Man prides himself on being a creature of reason, above the lowly beasts. Yet it seems that when he applies his reason to unlocking the secrets of nature for his benefit, he sinks deeper and deeper into a quagmire of intractable problems. The internal combustion engine gets us where we're going faster, but also results in choking air pollution, the greenhouse effect, and a dangerous dependence on oil. Harnessing the atom gives us cheap energy, but also leads to weapons of mass destruction, Chernobyl, and a rising tide of dangerous radioactive waste. Modern agribusiness produces a dizzying variety and abundance of food at the supermarket, but also results in the death of the family farm, the pollution of ground water, the loss of precious topsoil, and many other problems.
It's clear we're missing something in our attempts to harness the laws of nature for our own purposes. What is that "something"? We find out in the very first
In nature we see this principle at work. Nature's arrangement, set up by the Lord, maintains the birds and beasts: the elephant eats his fifty kilos per day, the ant his few grains. If man doesn't interfere, the natural balance sustains all creatures.
Any agriculturalist will tell you the earth can produce enough food to feed ten times the present human population. Yet political intrigues and wars, unfair distribution of land, the production of cash crops like tobacco, tea, and coffee instead of food, and erosion due to misuse ensure that millions go hungry, even in wealthy countries like the United States.
We must understand the laws of nature from the viewpoint of the Supreme Lord, who has created these laws. In His eyes all the earth's inhabitants—whether creatures of the land, water, or air—are His sons and daughters. Yet we, the human inhabitants, the "most advanced'' of His creatures, treat these sons and daughters with great cruelty, from the practice of animal slaughter to destruction of the rain forests. Is it any wonder that we suffer an unending series of natural disasters, wars, epidemics, famines, and the like?
The source of our problem is the desire for sense gratification beyond the consideration of anyone else's rights. These rights are the rights of the child in relation to the father. Every child has the right to share the wealth of his father. So creating a brotherhood of all creatures on earth depends on understanding the universal fatherhood of God.
As we have seen, the Vedic literature declares that the Supreme Lord owns and controls the entire creation.

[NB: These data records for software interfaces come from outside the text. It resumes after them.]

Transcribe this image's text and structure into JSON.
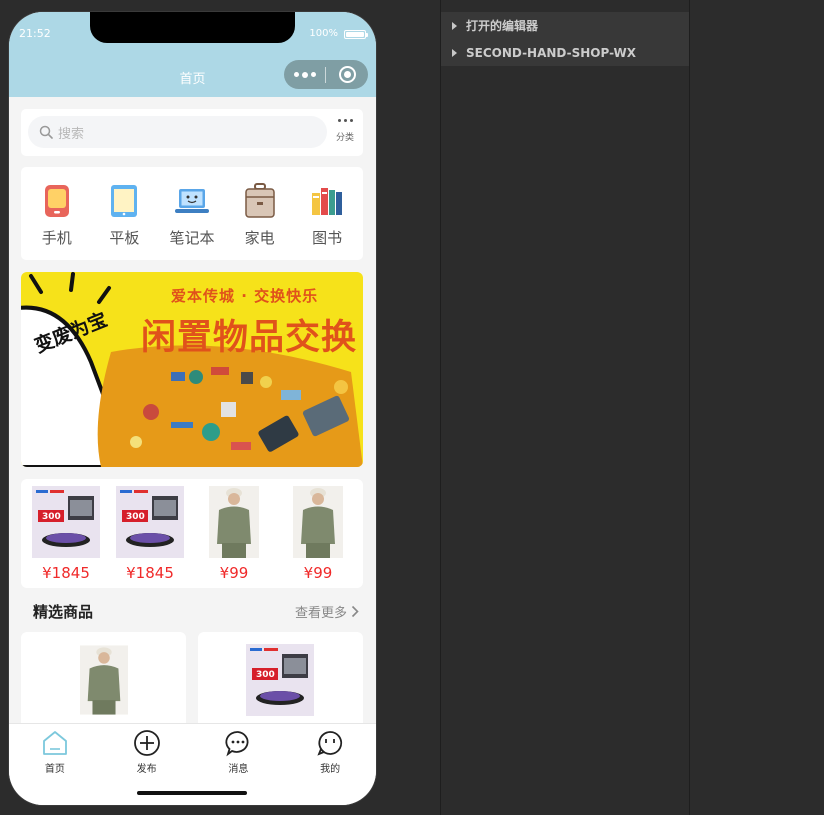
{
  "status_bar": {
    "time": "21:52",
    "battery": "100%"
  },
  "nav": {
    "title": "首页"
  },
  "search": {
    "placeholder": "搜索",
    "category_label": "分类"
  },
  "categories": [
    {
      "label": "手机",
      "icon": "phone-icon"
    },
    {
      "label": "平板",
      "icon": "tablet-icon"
    },
    {
      "label": "笔记本",
      "icon": "laptop-icon"
    },
    {
      "label": "家电",
      "icon": "appliance-icon"
    },
    {
      "label": "图书",
      "icon": "books-icon"
    }
  ],
  "banner": {
    "slogan": "爱本传城 · 交换快乐",
    "title": "闲置物品交换",
    "badge": "变废为宝",
    "colors": {
      "background": "#f6e21a",
      "text": "#e0521b"
    }
  },
  "hot_items": [
    {
      "price": "¥1845",
      "image": "robot-vacuum"
    },
    {
      "price": "¥1845",
      "image": "robot-vacuum"
    },
    {
      "price": "¥99",
      "image": "sweater-model"
    },
    {
      "price": "¥99",
      "image": "sweater-model"
    }
  ],
  "featured": {
    "title": "精选商品",
    "more": "查看更多"
  },
  "tabbar": [
    {
      "label": "首页",
      "icon": "home-icon"
    },
    {
      "label": "发布",
      "icon": "add-circle-icon"
    },
    {
      "label": "消息",
      "icon": "chat-icon"
    },
    {
      "label": "我的",
      "icon": "profile-icon"
    }
  ],
  "explorer": {
    "items": [
      "打开的编辑器",
      "SECOND-HAND-SHOP-WX"
    ]
  },
  "colors": {
    "header": "#add8e6",
    "price": "#f02a2a",
    "ide_background": "#2c2c2c"
  }
}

Not a blade of grass moves without His sanction. He is the complete whole. Then what is our position? Just as a king is no king without subjects, God is no God without His servants. He is the supreme enjoyer, and we are meant to take part in His enjoyment through service to Him, not by trying to enjoy separately. He is omnipotent and thus completely independent. Our minute independence is a tiny reflection of His total independence. It is our misuse of that minute independence and our attempt to enjoy separate from Him that have resulted in our current predicament.
Why do we misuse our independence? Because we are ignorant of our real nature. The first lesson of the Vedic wisdom is that we are not bodies but rather spirit souls—minute particles of consciousness dwelling within the body and animating it. Just as a car is a machine that allows a driver to travel from point A to point B, the body is a machine that allows the spirit soul to act and to experience sensations and thoughts within the Lord's material nature. When we understand our true identity as spiritual beings, part and parcel of the Supreme Spirit, God, we understand that we are meant to serve Him just as the hand or foot serves the whole body.

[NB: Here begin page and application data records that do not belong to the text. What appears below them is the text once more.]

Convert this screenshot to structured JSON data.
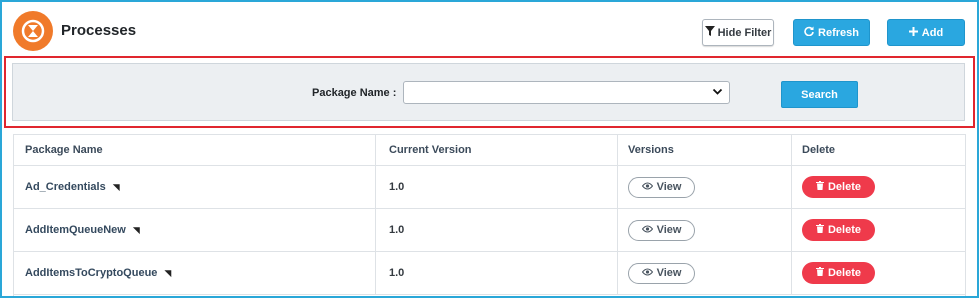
{
  "header": {
    "title": "Processes",
    "hide_filter_label": "Hide Filter",
    "refresh_label": "Refresh",
    "add_label": "Add"
  },
  "filter": {
    "package_name_label": "Package Name :",
    "package_name_value": "",
    "search_label": "Search"
  },
  "table": {
    "columns": [
      "Package Name",
      "Current Version",
      "Versions",
      "Delete"
    ],
    "rows": [
      {
        "package_name": "Ad_Credentials",
        "current_version": "1.0",
        "view_label": "View",
        "delete_label": "Delete"
      },
      {
        "package_name": "AddItemQueueNew",
        "current_version": "1.0",
        "view_label": "View",
        "delete_label": "Delete"
      },
      {
        "package_name": "AddItemsToCryptoQueue",
        "current_version": "1.0",
        "view_label": "View",
        "delete_label": "Delete"
      }
    ]
  },
  "colors": {
    "accent": "#2aa7e0",
    "logo": "#f07a2a",
    "danger": "#ef3a4b",
    "highlight_border": "#e0262e"
  },
  "icons": [
    "process-logo-icon",
    "filter-icon",
    "refresh-icon",
    "plus-icon",
    "chevron-down-icon",
    "cursor-icon",
    "eye-icon",
    "trash-icon"
  ]
}
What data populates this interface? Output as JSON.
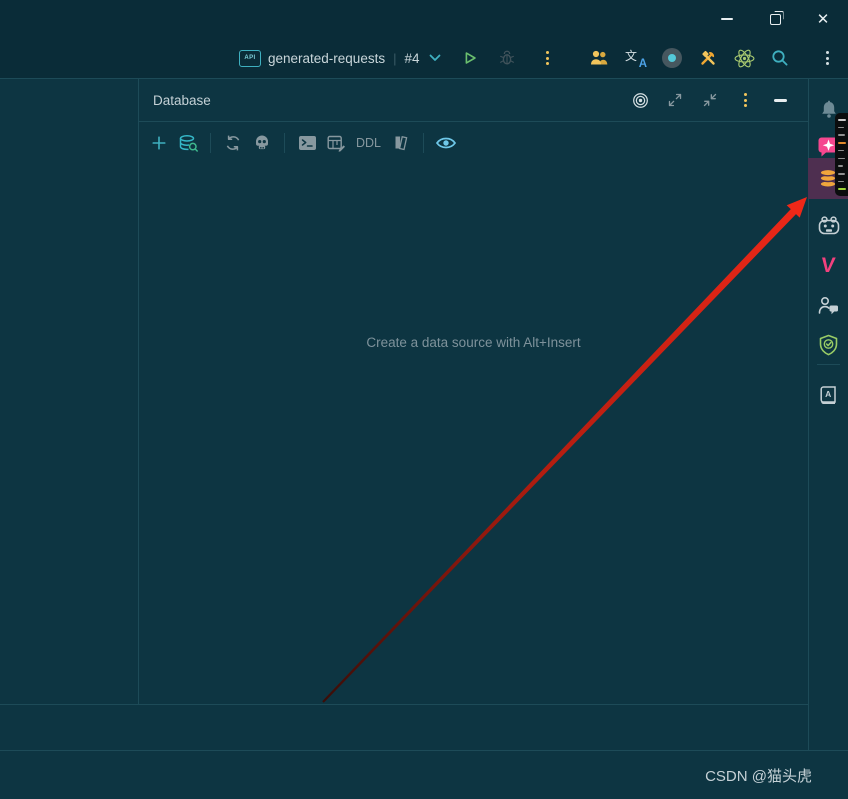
{
  "window": {
    "controls": {
      "minimize": "minimize",
      "restore": "restore",
      "close": "✕"
    }
  },
  "titlebar": {
    "run_widget": {
      "file_badge": "API",
      "config_name": "generated-requests",
      "divider": "|",
      "execution_label": "#4"
    },
    "translate": {
      "cjk": "文",
      "latin": "A"
    },
    "right_actions": [
      "users",
      "translate",
      "screen-record",
      "tools",
      "atom",
      "search",
      "more"
    ]
  },
  "database_panel": {
    "title": "Database",
    "header_actions": [
      "locate-target",
      "expand",
      "collapse",
      "options-menu",
      "hide"
    ],
    "toolbar": {
      "ddl_label": "DDL",
      "items": [
        "new-data-source",
        "search-data-source",
        "refresh",
        "disconnect",
        "query-console",
        "table-editor",
        "ddl-viewer",
        "documentation",
        "preview"
      ]
    },
    "empty_hint": "Create a data source with Alt+Insert"
  },
  "right_sidebar": {
    "v_logo": "V",
    "dictionary_letter": "A",
    "tools": [
      "notifications",
      "ai-assistant",
      "database",
      "robot-assistant",
      "v-plugin",
      "code-with-me",
      "security-shield",
      "dictionary"
    ]
  },
  "statusbar": {
    "watermark": "CSDN @猫头虎"
  },
  "colors": {
    "background": "#0d3542",
    "titlebar": "#0a2c38",
    "border": "#1d4b58",
    "teal_accent": "#3fb0c0",
    "run_green": "#6abf6e",
    "warning_yellow": "#f2c55c",
    "tools_orange": "#f0a732",
    "ai_pink": "#f5478f",
    "db_orange": "#f0a63c",
    "selected_purple": "#4e2f50",
    "arrow_red": "#e82818",
    "shield_green": "#99cc66",
    "eye_blue": "#6fc8e9"
  }
}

Our problem, however, is that we forget our identity separate from the body and instead misidentify ourselves with it. If a person happens to be born in America he considers himself an American, if he is born in France he considers himself a Frenchman, and so on. We also identify ourselves according to our sex, race, creed, social status, etc. But all these qualities apply only to the body, not the soul. Therefore embracing them as our true identity causes us to forget the Lord and our relationship with Him, and to see ourselves as independent enjoyers of His material nature.
The Vedic literature explains that human activity, when devoid of service to the Lord, is governed by a subtle law known as the law of
Until recently the idea of reincarnation, while universally accepted in India and other Eastern countries, had found few adherents in the West. The Church banned the philosophy of reincarnation centuries ago. This is a long story dating as far back as the history of the early Christian Church between 300 A.D. and 600 A.D. Recounting this controversy is not within the scope of this book, but the denial of this important concept has left a void in the world view of the Western peoples.
However, in the last decade or so many thinkers in the West have begun to take the idea of reincarnation seriously. For example, Dr. Michael Sabom of Emory University Medical School has written a book entitled
And Dr. Ian Stevenson, a psychiatrist at the University of Virginia, in his book
The Vedic literature makes reincarnation of the soul a central feature in its explanation of human destiny. And the logic is obvious when we consider a simple question like the following: Why is one child born to wealthy parents in the United States, while another is born to starving peasants in Ethiopia? Only the doctrine of
In one of his
And this is the only way for society as a whole to mitigate the sufferings mentioned earlier.